A new class of antibiotics proved to be extremely effective against multi-resistant pathogens. The so-called fibupeptides inhibit the energy metabolism of bacteria by destroying the electrical potential of biomembranes.
The health threat posed by antibiotic-resistant bacteria is currently on the rise, making the search for new antibiotics essential. As early as 2016, German researchers discovered a completely new class of antibiotics with lugdunin from the human nose. The cyclic peptide originates from the bacterium Staphylococcus lugdunensis and has a very strong antimicrobial effect, including against MRSA (Methicillin-resistant Staphylococcus aureus) germs.
Novel mechanism of action detected in fibupeptides
Since then, scientists have produced numerous derivatives of lugdunin and have tracked down the substance’s action mechanism. Fibupeptides, including lugdunin, can transport positively charged hydrogen ions through a biomembrane and thus neutralize the charge difference between the inside and outside of the membrane. The bacterium defacto suffers an energy standstill and dies.
Another interesting observation so far is that since the effect of lugdunin does not seem to be based on spatial interactions, the development of resistance to the new substance may be significantly delayed. In fact, the researchers have not yet been able to produce any resistance in the laboratory until the present.

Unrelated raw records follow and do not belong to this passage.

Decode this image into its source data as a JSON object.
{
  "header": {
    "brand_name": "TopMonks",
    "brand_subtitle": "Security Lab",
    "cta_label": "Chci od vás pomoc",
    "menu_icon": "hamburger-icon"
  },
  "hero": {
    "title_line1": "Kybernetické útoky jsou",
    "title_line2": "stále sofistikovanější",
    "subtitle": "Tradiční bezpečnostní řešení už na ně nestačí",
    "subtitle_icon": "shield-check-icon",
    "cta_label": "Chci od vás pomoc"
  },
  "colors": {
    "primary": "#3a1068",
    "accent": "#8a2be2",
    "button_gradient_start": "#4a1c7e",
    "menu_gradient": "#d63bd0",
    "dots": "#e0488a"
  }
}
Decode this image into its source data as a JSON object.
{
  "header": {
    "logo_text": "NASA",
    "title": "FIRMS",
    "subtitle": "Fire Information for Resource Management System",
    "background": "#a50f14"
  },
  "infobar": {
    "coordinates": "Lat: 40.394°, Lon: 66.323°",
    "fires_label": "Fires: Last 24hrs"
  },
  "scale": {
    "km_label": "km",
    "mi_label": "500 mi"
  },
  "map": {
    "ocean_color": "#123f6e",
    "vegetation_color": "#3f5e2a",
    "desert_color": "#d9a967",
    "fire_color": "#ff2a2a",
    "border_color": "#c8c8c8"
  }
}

Schilling NA et al., Applied Chemistry 2019; doi.org/10.1002/anie.201901589